Could WOTC double back and cancel 3rd Party support? Sure, if they’re stupid, and that would reversing a path they’ve already dropped clues about given the open playtesting. And people I know love D&D Next. My group has been testing a new setting employing it, and we think it’s great. We can’t wait to convert Amethyst to it. But even if the rules don’t fall under OGL, and we have another license like the GSL, DEM will still be there. Even if no license exists at all, there are still ways to publish the rules using the previous OGL as a roadmap. It can be done.
Does WOTC need 3rd Party Publishers? No. Do we need them? Yes. Can we make a license that is mutually beneficial which profits everybody? Absolutely. And everybody includes…well…everybody. 3rd party products aid in market penetration. They make competitors allies promoting products instead of competing with them. And if someone thinks WOTC doesn’t need 3rd party publishers to push the envelope of what can be done with their rules, that they covered every corner and turned every stone with 4th Edition so 3rd party publishers didn’t have to, then you should take a look at DEM’s most successful product, Ultramodern4. One thing I will gloat is that DEM did things with 4th Edition that no one else tried. With Apex, we added superheroes. We’re not even done messing with it yet. 3rd Party Publisher can absolutely contribute to the landscape of 5th Edition in ways the 1st party can’t even conceive.

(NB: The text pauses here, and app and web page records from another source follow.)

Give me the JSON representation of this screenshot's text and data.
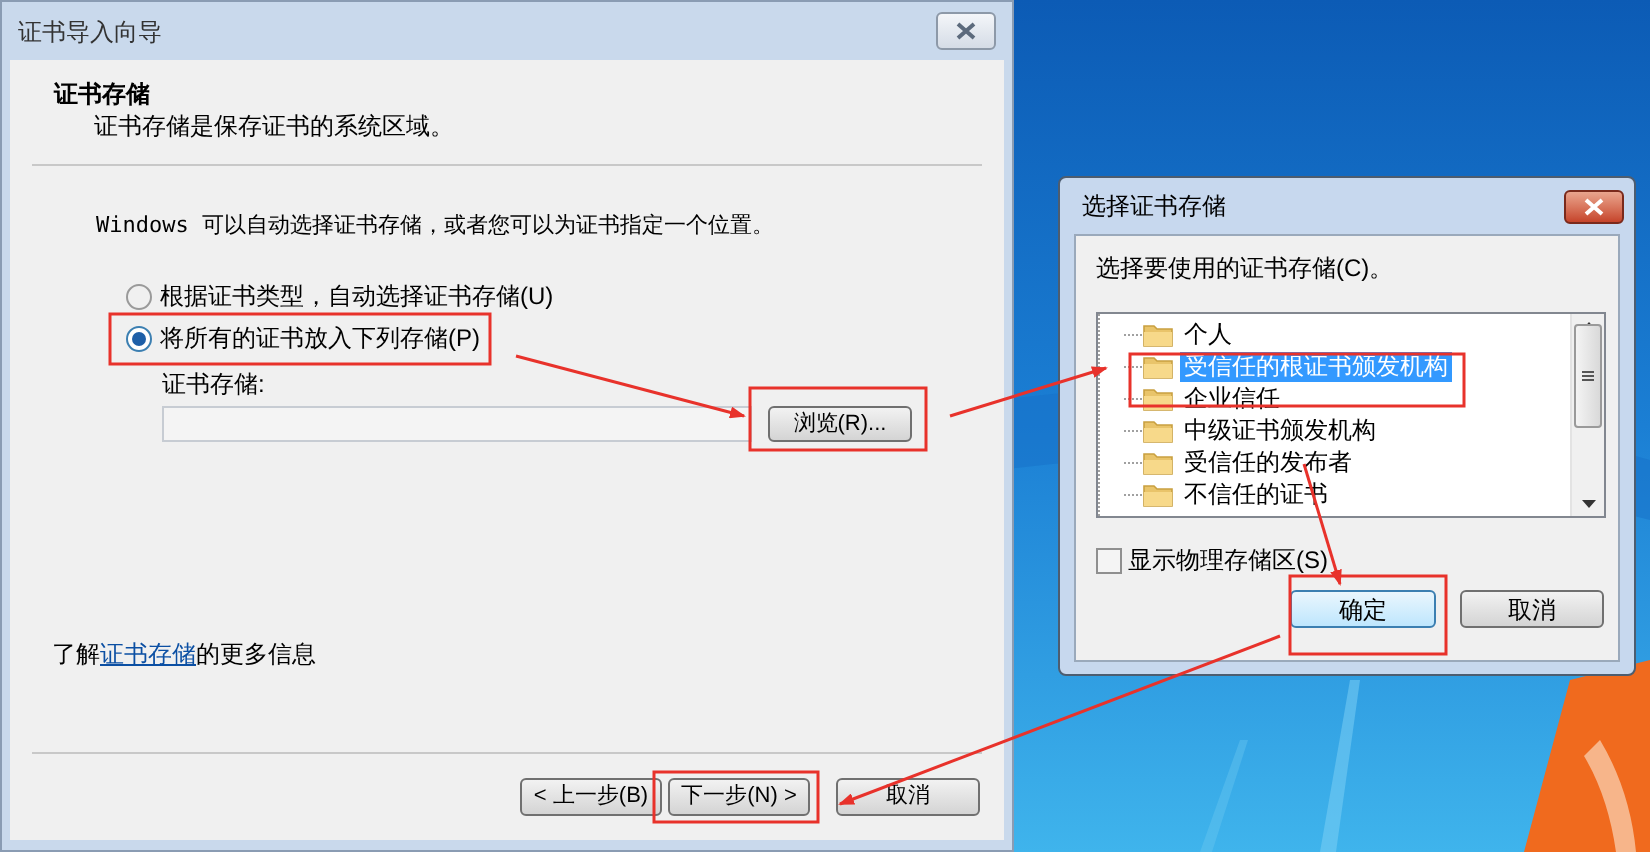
{
  "wizard": {
    "title": "证书导入向导",
    "heading": "证书存储",
    "subtitle": "证书存储是保存证书的系统区域。",
    "intro": "Windows 可以自动选择证书存储，或者您可以为证书指定一个位置。",
    "options": [
      {
        "label": "根据证书类型，自动选择证书存储(U)",
        "selected": false
      },
      {
        "label": "将所有的证书放入下列存储(P)",
        "selected": true
      }
    ],
    "store_label": "证书存储:",
    "browse_button": "浏览(R)...",
    "more_info": {
      "before": "了解",
      "link": "证书存储",
      "after": "的更多信息"
    },
    "buttons": [
      "< 上一步(B)",
      "下一步(N) >",
      "取消"
    ]
  },
  "store_dialog": {
    "title": "选择证书存储",
    "prompt": "选择要使用的证书存储(C)。",
    "stores": [
      {
        "label": "个人",
        "selected": false
      },
      {
        "label": "受信任的根证书颁发机构",
        "selected": true
      },
      {
        "label": "企业信任",
        "selected": false
      },
      {
        "label": "中级证书颁发机构",
        "selected": false
      },
      {
        "label": "受信任的发布者",
        "selected": false
      },
      {
        "label": "不信任的证书",
        "selected": false
      }
    ],
    "show_physical": {
      "label": "显示物理存储区(S)",
      "checked": false
    },
    "buttons": [
      "确定",
      "取消"
    ]
  }
}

Yes, DEM is apparently the first 3rd party company to announce support for 5th Edition. I think what’s important is, why isn’t everyone?